Records for the exercise ->
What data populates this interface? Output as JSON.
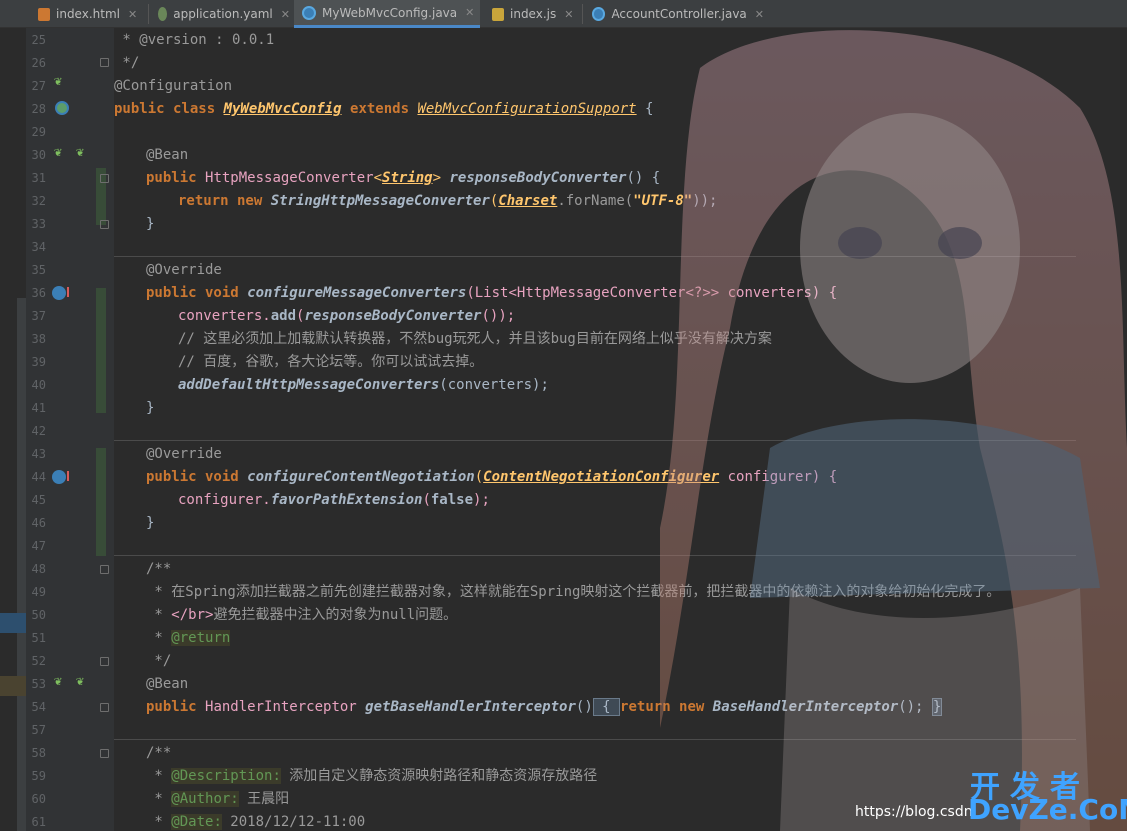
{
  "tabs": [
    {
      "label": "index.html",
      "icon": "html-file-icon",
      "active": false
    },
    {
      "label": "application.yaml",
      "icon": "yaml-file-icon",
      "active": false
    },
    {
      "label": "MyWebMvcConfig.java",
      "icon": "java-class-icon",
      "active": true
    },
    {
      "label": "index.js",
      "icon": "js-file-icon",
      "active": false
    },
    {
      "label": "AccountController.java",
      "icon": "java-class-icon",
      "active": false
    }
  ],
  "line_numbers": [
    "25",
    "26",
    "27",
    "28",
    "29",
    "30",
    "31",
    "32",
    "33",
    "34",
    "35",
    "36",
    "37",
    "38",
    "39",
    "40",
    "41",
    "42",
    "43",
    "44",
    "45",
    "46",
    "47",
    "48",
    "49",
    "50",
    "51",
    "52",
    "53",
    "54",
    "57",
    "58",
    "59",
    "60",
    "61"
  ],
  "code": {
    "l25": " * @version : 0.0.1",
    "l26": " */",
    "l27": "@Configuration",
    "l28_kw": "public class ",
    "l28_cls": "MyWebMvcConfig",
    "l28_ext": " extends ",
    "l28_sup": "WebMvcConfigurationSupport",
    "l28_end": " {",
    "l30": "@Bean",
    "l31_kw": "public ",
    "l31_t1": "HttpMessageConverter",
    "l31_lt": "<",
    "l31_s": "String",
    "l31_gt": ">",
    "l31_fn": " responseBodyConverter",
    "l31_end": "() {",
    "l32_kw": "return new ",
    "l32_c": "StringHttpMessageConverter",
    "l32_p": "(",
    "l32_cs": "Charset",
    "l32_m": ".forName(",
    "l32_str": "\"UTF-8\"",
    "l32_end": "));",
    "l33": "}",
    "l35": "@Override",
    "l36_kw": "public void ",
    "l36_fn": "configureMessageConverters",
    "l36_args": "(List<HttpMessageConverter<?>> converters) {",
    "l37_a": "converters.",
    "l37_b": "add",
    "l37_c": "(",
    "l37_d": "responseBodyConverter",
    "l37_e": "());",
    "l38": "// 这里必须加上加载默认转换器，不然bug玩死人，并且该bug目前在网络上似乎没有解决方案",
    "l39": "// 百度，谷歌，各大论坛等。你可以试试去掉。",
    "l40_fn": "addDefaultHttpMessageConverters",
    "l40_end": "(converters);",
    "l41": "}",
    "l43": "@Override",
    "l44_kw": "public void ",
    "l44_fn": "configureContentNegotiation",
    "l44_p": "(",
    "l44_t": "ContentNegotiationConfigurer",
    "l44_end": " configurer) {",
    "l45_a": "configurer.",
    "l45_b": "favorPathExtension",
    "l45_c": "(",
    "l45_d": "false",
    "l45_e": ");",
    "l46": "}",
    "l48": "/**",
    "l49": " * 在Spring添加拦截器之前先创建拦截器对象，这样就能在Spring映射这个拦截器前，把拦截器中的依赖注入的对象给初始化完成了。",
    "l50_a": " * ",
    "l50_tag": "</br>",
    "l50_b": "避免拦截器中注入的对象为null问题。",
    "l51_a": " * ",
    "l51_tag": "@return",
    "l52": " */",
    "l53": "@Bean",
    "l54_kw": "public ",
    "l54_t": "HandlerInterceptor",
    "l54_fn": " getBaseHandlerInterceptor",
    "l54_p": "()",
    "l54_b1": " { ",
    "l54_kw2": "return new ",
    "l54_c": "BaseHandlerInterceptor",
    "l54_e": "(); ",
    "l54_b2": "}",
    "l58": "/**",
    "l59_a": " * ",
    "l59_tag": "@Description:",
    "l59_b": " 添加自定义静态资源映射路径和静态资源存放路径",
    "l60_a": " * ",
    "l60_tag": "@Author:",
    "l60_b": " 王晨阳",
    "l61_a": " * ",
    "l61_tag": "@Date:",
    "l61_b": " 2018/12/12-11:00"
  },
  "watermark": {
    "url": "https://blog.csdn",
    "cn": "开发者",
    "en": "DevZe.CoM"
  },
  "colors": {
    "background": "#2b2b2b",
    "keyword": "#cc7832",
    "annotation": "#bbb529",
    "method": "#ffc66d",
    "string": "#6a8759",
    "comment": "#808080",
    "accent": "#4a88c7"
  }
}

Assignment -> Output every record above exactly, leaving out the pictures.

Answer box ->
What data populates this interface? Output as JSON.
{
  "tabs": [
    {
      "label": "index.html",
      "icon": "html-file-icon",
      "active": false
    },
    {
      "label": "application.yaml",
      "icon": "yaml-file-icon",
      "active": false
    },
    {
      "label": "MyWebMvcConfig.java",
      "icon": "java-class-icon",
      "active": true
    },
    {
      "label": "index.js",
      "icon": "js-file-icon",
      "active": false
    },
    {
      "label": "AccountController.java",
      "icon": "java-class-icon",
      "active": false
    }
  ],
  "line_numbers": [
    "25",
    "26",
    "27",
    "28",
    "29",
    "30",
    "31",
    "32",
    "33",
    "34",
    "35",
    "36",
    "37",
    "38",
    "39",
    "40",
    "41",
    "42",
    "43",
    "44",
    "45",
    "46",
    "47",
    "48",
    "49",
    "50",
    "51",
    "52",
    "53",
    "54",
    "57",
    "58",
    "59",
    "60",
    "61"
  ],
  "code": {
    "l25": " * @version : 0.0.1",
    "l26": " */",
    "l27": "@Configuration",
    "l28_kw": "public class ",
    "l28_cls": "MyWebMvcConfig",
    "l28_ext": " extends ",
    "l28_sup": "WebMvcConfigurationSupport",
    "l28_end": " {",
    "l30": "@Bean",
    "l31_kw": "public ",
    "l31_t1": "HttpMessageConverter",
    "l31_lt": "<",
    "l31_s": "String",
    "l31_gt": ">",
    "l31_fn": " responseBodyConverter",
    "l31_end": "() {",
    "l32_kw": "return new ",
    "l32_c": "StringHttpMessageConverter",
    "l32_p": "(",
    "l32_cs": "Charset",
    "l32_m": ".forName(",
    "l32_str": "\"UTF-8\"",
    "l32_end": "));",
    "l33": "}",
    "l35": "@Override",
    "l36_kw": "public void ",
    "l36_fn": "configureMessageConverters",
    "l36_args": "(List<HttpMessageConverter<?>> converters) {",
    "l37_a": "converters.",
    "l37_b": "add",
    "l37_c": "(",
    "l37_d": "responseBodyConverter",
    "l37_e": "());",
    "l38": "// 这里必须加上加载默认转换器，不然bug玩死人，并且该bug目前在网络上似乎没有解决方案",
    "l39": "// 百度，谷歌，各大论坛等。你可以试试去掉。",
    "l40_fn": "addDefaultHttpMessageConverters",
    "l40_end": "(converters);",
    "l41": "}",
    "l43": "@Override",
    "l44_kw": "public void ",
    "l44_fn": "configureContentNegotiation",
    "l44_p": "(",
    "l44_t": "ContentNegotiationConfigurer",
    "l44_end": " configurer) {",
    "l45_a": "configurer.",
    "l45_b": "favorPathExtension",
    "l45_c": "(",
    "l45_d": "false",
    "l45_e": ");",
    "l46": "}",
    "l48": "/**",
    "l49": " * 在Spring添加拦截器之前先创建拦截器对象，这样就能在Spring映射这个拦截器前，把拦截器中的依赖注入的对象给初始化完成了。",
    "l50_a": " * ",
    "l50_tag": "</br>",
    "l50_b": "避免拦截器中注入的对象为null问题。",
    "l51_a": " * ",
    "l51_tag": "@return",
    "l52": " */",
    "l53": "@Bean",
    "l54_kw": "public ",
    "l54_t": "HandlerInterceptor",
    "l54_fn": " getBaseHandlerInterceptor",
    "l54_p": "()",
    "l54_b1": " { ",
    "l54_kw2": "return new ",
    "l54_c": "BaseHandlerInterceptor",
    "l54_e": "(); ",
    "l54_b2": "}",
    "l58": "/**",
    "l59_a": " * ",
    "l59_tag": "@Description:",
    "l59_b": " 添加自定义静态资源映射路径和静态资源存放路径",
    "l60_a": " * ",
    "l60_tag": "@Author:",
    "l60_b": " 王晨阳",
    "l61_a": " * ",
    "l61_tag": "@Date:",
    "l61_b": " 2018/12/12-11:00"
  },
  "watermark": {
    "url": "https://blog.csdn",
    "cn": "开发者",
    "en": "DevZe.CoM"
  },
  "colors": {
    "background": "#2b2b2b",
    "keyword": "#cc7832",
    "annotation": "#bbb529",
    "method": "#ffc66d",
    "string": "#6a8759",
    "comment": "#808080",
    "accent": "#4a88c7"
  }
}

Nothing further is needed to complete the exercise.